### GOAL OF THE EXERCISE
Report every line below that carries the word "header".

(Web page and app entries)
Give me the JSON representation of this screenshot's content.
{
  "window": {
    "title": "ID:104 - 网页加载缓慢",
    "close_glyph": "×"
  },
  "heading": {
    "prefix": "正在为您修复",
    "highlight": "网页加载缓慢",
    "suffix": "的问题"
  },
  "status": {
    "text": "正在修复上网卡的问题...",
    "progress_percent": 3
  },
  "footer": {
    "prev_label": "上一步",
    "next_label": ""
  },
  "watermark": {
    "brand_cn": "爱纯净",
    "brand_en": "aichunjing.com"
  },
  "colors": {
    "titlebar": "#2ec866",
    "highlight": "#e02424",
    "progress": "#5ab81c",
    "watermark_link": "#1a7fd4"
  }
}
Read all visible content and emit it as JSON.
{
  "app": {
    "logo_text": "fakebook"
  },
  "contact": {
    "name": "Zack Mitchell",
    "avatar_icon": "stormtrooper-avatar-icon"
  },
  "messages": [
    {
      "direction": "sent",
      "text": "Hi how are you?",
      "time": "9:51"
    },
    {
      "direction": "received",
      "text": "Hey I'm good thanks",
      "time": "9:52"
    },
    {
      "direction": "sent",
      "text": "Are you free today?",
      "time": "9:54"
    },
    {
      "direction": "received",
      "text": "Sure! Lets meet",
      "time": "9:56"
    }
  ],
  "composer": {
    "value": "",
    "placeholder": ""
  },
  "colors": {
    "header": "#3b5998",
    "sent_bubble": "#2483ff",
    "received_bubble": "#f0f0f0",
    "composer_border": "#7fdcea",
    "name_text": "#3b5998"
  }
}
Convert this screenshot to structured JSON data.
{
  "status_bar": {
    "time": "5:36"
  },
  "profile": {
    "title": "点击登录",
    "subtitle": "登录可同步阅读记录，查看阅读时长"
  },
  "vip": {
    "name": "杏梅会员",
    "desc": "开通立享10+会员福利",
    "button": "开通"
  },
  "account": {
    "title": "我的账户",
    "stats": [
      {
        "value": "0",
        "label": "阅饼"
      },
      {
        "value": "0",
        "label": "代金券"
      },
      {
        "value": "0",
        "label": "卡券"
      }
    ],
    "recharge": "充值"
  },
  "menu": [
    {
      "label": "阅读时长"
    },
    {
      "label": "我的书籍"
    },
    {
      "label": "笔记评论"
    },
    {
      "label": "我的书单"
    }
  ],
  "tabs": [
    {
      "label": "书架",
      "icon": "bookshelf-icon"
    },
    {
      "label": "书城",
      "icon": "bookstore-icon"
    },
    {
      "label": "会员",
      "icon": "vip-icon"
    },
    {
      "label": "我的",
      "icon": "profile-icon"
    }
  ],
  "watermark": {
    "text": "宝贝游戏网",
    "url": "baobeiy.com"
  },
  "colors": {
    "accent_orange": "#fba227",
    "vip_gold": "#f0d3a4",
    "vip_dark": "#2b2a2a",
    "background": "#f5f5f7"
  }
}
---
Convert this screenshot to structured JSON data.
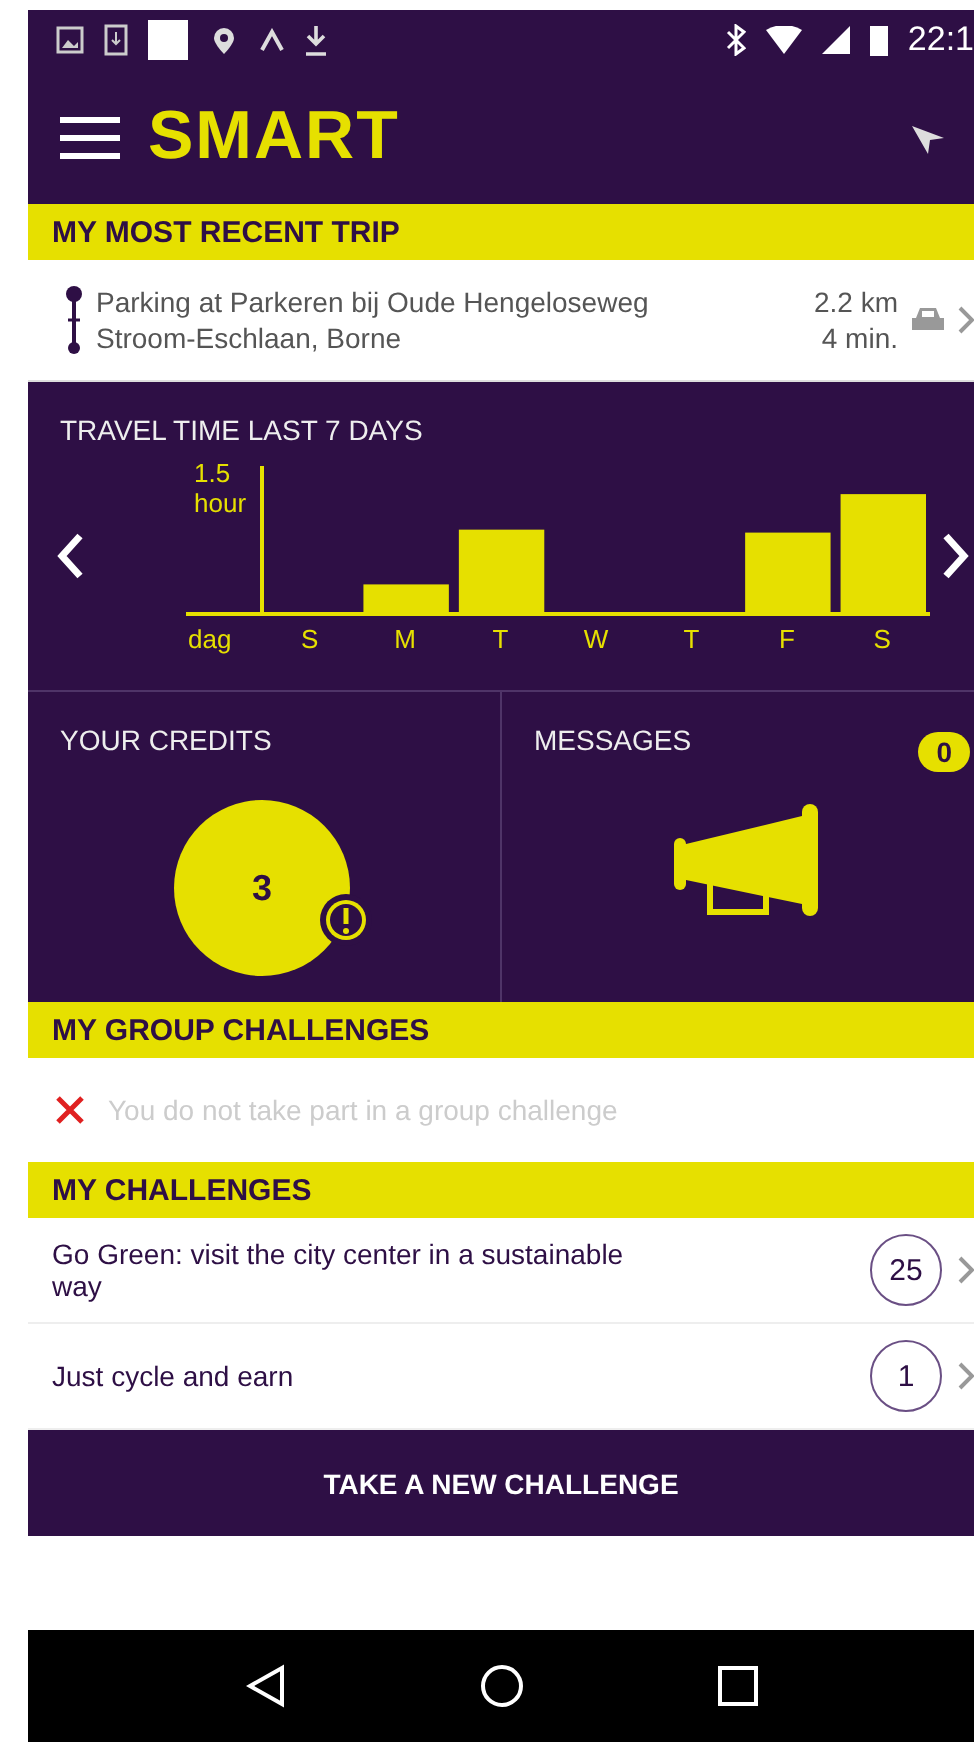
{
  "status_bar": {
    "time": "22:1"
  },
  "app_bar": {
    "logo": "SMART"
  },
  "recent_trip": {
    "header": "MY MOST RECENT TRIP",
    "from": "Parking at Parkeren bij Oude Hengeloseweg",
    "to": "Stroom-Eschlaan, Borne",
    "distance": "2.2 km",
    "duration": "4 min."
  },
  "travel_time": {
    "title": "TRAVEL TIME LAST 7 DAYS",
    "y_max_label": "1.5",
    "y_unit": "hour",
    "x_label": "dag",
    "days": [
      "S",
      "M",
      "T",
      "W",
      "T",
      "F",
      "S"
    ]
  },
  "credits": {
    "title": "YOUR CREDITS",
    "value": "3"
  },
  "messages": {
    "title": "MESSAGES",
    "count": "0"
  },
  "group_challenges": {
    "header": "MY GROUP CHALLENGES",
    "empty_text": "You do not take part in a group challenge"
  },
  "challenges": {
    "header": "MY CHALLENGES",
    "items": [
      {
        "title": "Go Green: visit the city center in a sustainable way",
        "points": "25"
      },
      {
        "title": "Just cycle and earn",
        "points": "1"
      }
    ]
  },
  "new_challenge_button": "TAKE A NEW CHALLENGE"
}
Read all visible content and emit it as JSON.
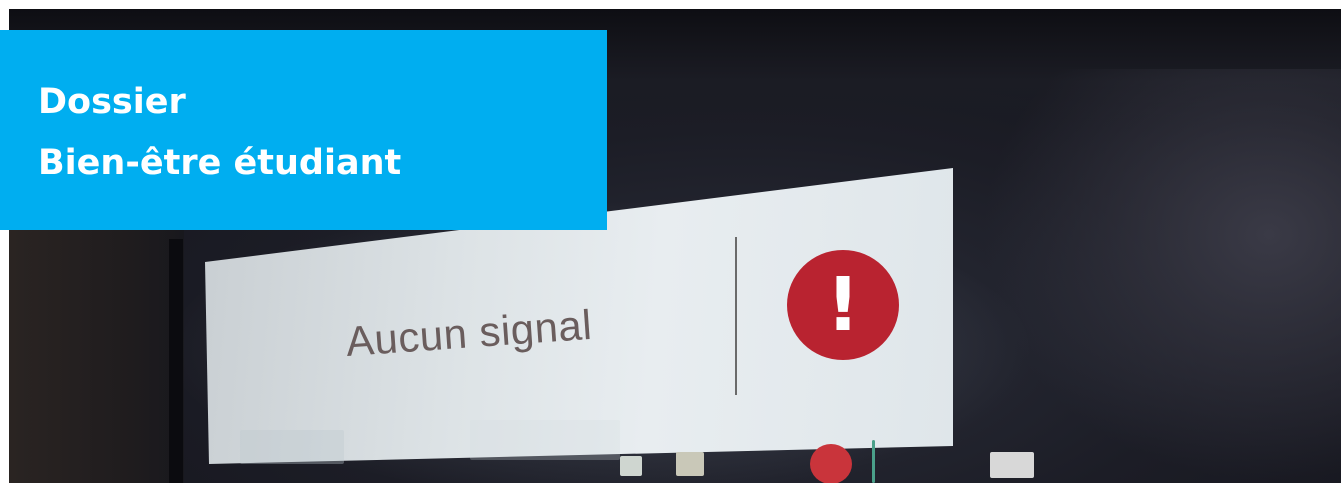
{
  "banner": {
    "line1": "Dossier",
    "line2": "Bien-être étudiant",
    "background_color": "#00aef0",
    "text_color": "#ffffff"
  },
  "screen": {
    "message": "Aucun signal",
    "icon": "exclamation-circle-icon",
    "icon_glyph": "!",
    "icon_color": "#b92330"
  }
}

### WRITTEN RESPONSE
    "header": "#3b5998",
    "header": "MY MOST RECENT TRIP",
    "header": "MY GROUP CHALLENGES",
    "header": "MY CHALLENGES",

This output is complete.